The latest incarnation of DBKC’s Great American Poker Tournament wrapped up with Longwood native Barry Blakely taking home $11K after working out a deal with local player Martin Rodriguez, who pocketed $10K.
EBRO: The Panhandle room has been making strides in its weekly tournament offerings. With incentives such as adding money to prize pools and weekly guarantees, Ebro is seeing all-time records in its tournament turnouts.
The Cajun State had a few standouts at this summer’s World Series of Poker in Las Vegas, led by Baton Rouge’s Corrie Wunstell, who won a bracelet in Event 36 ($1,500 PLO) for a staggering $267K. The 2010 WSOPC champ also finished 20th in Event 2 ($5K NLHE) for $14K.
Keith Lehr of Bossier City brought home more WSOP gold by winning Event 10 ($10K heads-up) for a whopping $334K.
Caufman Talley III of Lafayette made a deep run in the most anticipated tournament of this year’s series, the $565 Colossus, which had 22,374 entries. A multiple WSOPC winner, Talley fell just short of his first bracelet but cashed for $38,639 in 17th place. He also had cashes in three other events.
Lafayette’s Blake Barousse was 16th in Event 16 ($1K Hyper Hold’em) for $9,253 and Judy Leblanc of New Iberia followed up her nice showing at the WSOPC New Orleans with a 77th-place finish ($2,985).
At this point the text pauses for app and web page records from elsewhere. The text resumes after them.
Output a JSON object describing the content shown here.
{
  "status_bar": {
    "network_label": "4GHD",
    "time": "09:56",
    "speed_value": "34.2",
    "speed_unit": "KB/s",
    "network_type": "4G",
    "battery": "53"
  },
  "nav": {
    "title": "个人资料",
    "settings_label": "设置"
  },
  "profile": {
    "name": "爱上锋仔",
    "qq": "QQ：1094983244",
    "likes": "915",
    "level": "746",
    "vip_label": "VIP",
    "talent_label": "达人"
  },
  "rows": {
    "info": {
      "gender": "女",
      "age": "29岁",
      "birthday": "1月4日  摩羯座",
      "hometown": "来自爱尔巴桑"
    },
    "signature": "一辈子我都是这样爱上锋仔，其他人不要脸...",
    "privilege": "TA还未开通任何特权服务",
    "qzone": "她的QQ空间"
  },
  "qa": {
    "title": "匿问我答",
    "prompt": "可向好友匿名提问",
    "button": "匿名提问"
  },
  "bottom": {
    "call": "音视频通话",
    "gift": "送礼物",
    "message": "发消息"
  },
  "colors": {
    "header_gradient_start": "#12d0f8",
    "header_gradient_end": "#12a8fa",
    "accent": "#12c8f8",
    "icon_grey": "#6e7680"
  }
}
Other cashers included James Sievers of Monroe (Event 11, 22nd, $6,076); Michael Horchoff (Event 16, Millionaire Maker, 69th, $16,303); Kevin Benoit of Baton Rouge (Event 20, ninth, $33,781) and Doug Gambel of Ponchatoula (Event 26, 38th, $4,794).
The Gulf Coast Championship at the Beau Rivage in Biloxi runs Sept. 18-28. This year’s championship features a $1,580 buy-in and boasts a $250K guarantee. Details, including event lineup and structures, can be found at beaupoker.com.
Booking your room now as the poker rate at the Beau in the fall always sells out quickly. See the ad on Page 5 of our August issue for more information.
While there are no major events scheduled in Tunica through the end of 2015, the WSOPC stop is a little earlier than previous years starting on Jan. 21 and running through Feb. 1. With this being the only WSOPC stop for the state, larger-than-ever fields are expected. This is always a big event, dating to its days at Harrah’s, and with the event at Horseshoe we could be in for record-breaking numbers in 2016.
Meet David Gustafson
David Gustafson, a.k.a. Gus, has been a poker dealer and dual rate since 1999. Originally from Middletown, Conn., Gus started dealing at Mohegan Sun and spent four years there until the poker room closed briefly in 2003. He moved to Jacksonville in 2005 and he’s been dealing for bestbet since.
What’s the biggest difference between working in a poker room like bestbet in Jacksonville and a big casino like Mohegan Sun? The people are just friendlier. It’s not as businesslike at the table. Up north I always felt like there was a lot more tension in the games, but in Jacksonville and Florida in general it’s just a more relaxed and laid-back group of people.
What do you love most about your new home? I’ve been in love with (Florida) from the moment I got here. You have palm trees and beaches; everything is green all the time. Idefinitely don’t miss shoveling my car out of the snow every morning.
What do you love most about being in poker? I love the game. More than anything, I’m a really open guy. I like meeting people, shaking their hands and getting to know them. Being a dealer is the perfect job. We’ve got so many great people in Jacksonville and I know a lot of them on a first-name basis.
— Charles Allison